● **Input records**
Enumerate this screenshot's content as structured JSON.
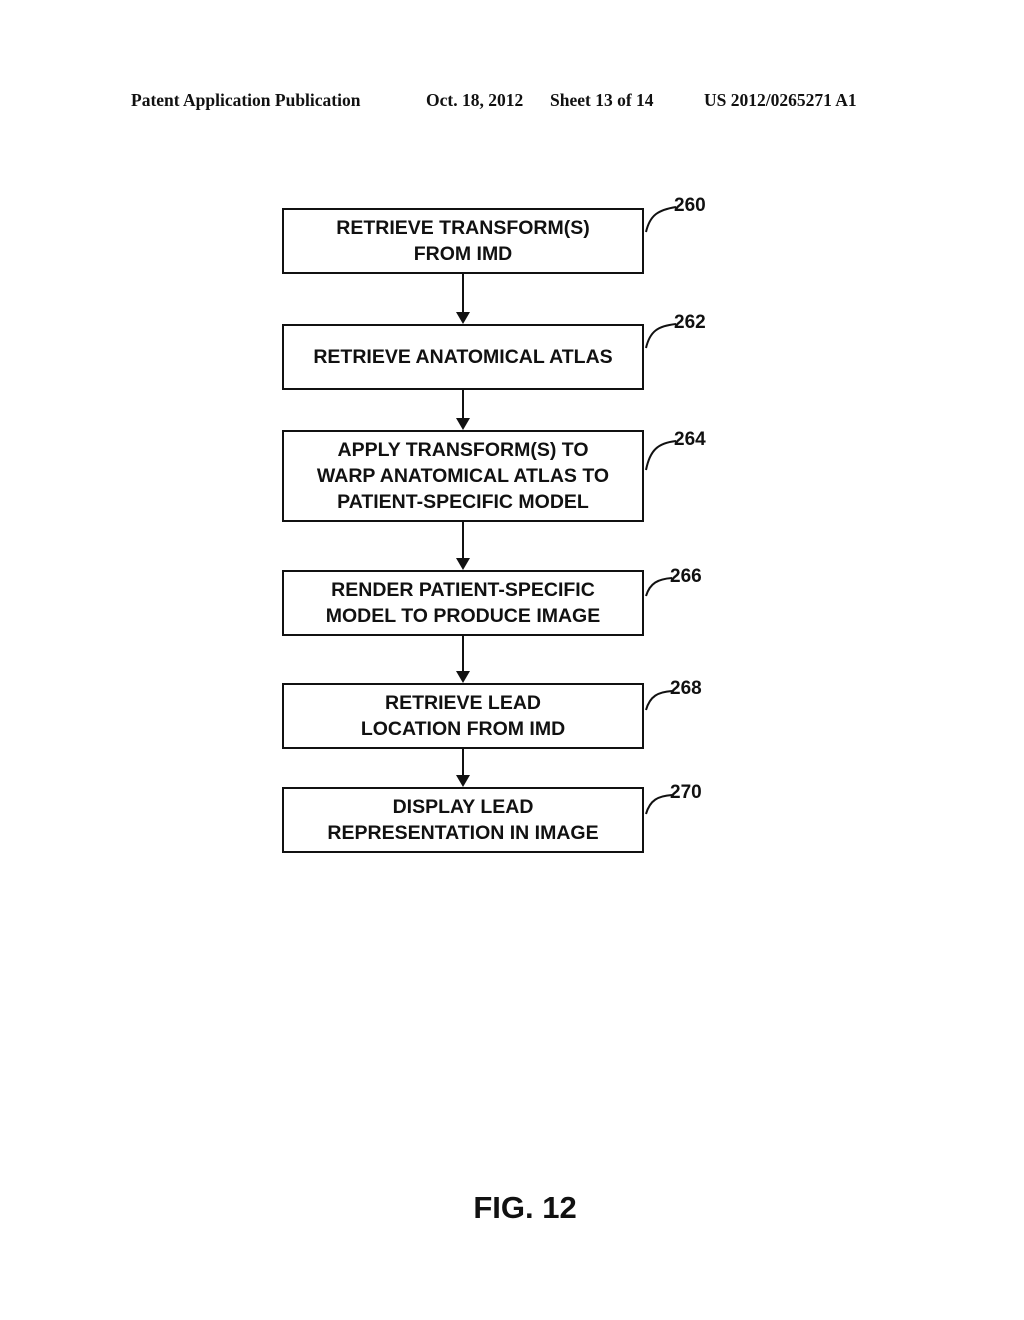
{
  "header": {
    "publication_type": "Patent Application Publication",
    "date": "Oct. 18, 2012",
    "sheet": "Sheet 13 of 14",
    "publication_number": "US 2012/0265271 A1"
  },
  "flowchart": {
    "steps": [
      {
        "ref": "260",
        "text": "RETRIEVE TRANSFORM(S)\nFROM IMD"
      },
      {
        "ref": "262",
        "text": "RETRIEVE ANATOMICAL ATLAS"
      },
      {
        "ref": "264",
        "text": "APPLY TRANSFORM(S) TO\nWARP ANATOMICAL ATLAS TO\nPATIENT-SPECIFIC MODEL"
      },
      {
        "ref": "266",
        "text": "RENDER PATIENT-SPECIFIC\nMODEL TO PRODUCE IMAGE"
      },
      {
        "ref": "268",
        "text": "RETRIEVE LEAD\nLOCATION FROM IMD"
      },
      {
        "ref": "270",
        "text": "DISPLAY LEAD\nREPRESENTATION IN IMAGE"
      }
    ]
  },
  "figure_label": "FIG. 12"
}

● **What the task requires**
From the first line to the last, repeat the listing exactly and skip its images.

● **Exercise solution**
Enumerate this screenshot's content as structured JSON.
{
  "header": {
    "publication_type": "Patent Application Publication",
    "date": "Oct. 18, 2012",
    "sheet": "Sheet 13 of 14",
    "publication_number": "US 2012/0265271 A1"
  },
  "flowchart": {
    "steps": [
      {
        "ref": "260",
        "text": "RETRIEVE TRANSFORM(S)\nFROM IMD"
      },
      {
        "ref": "262",
        "text": "RETRIEVE ANATOMICAL ATLAS"
      },
      {
        "ref": "264",
        "text": "APPLY TRANSFORM(S) TO\nWARP ANATOMICAL ATLAS TO\nPATIENT-SPECIFIC MODEL"
      },
      {
        "ref": "266",
        "text": "RENDER PATIENT-SPECIFIC\nMODEL TO PRODUCE IMAGE"
      },
      {
        "ref": "268",
        "text": "RETRIEVE LEAD\nLOCATION FROM IMD"
      },
      {
        "ref": "270",
        "text": "DISPLAY LEAD\nREPRESENTATION IN IMAGE"
      }
    ]
  },
  "figure_label": "FIG. 12"
}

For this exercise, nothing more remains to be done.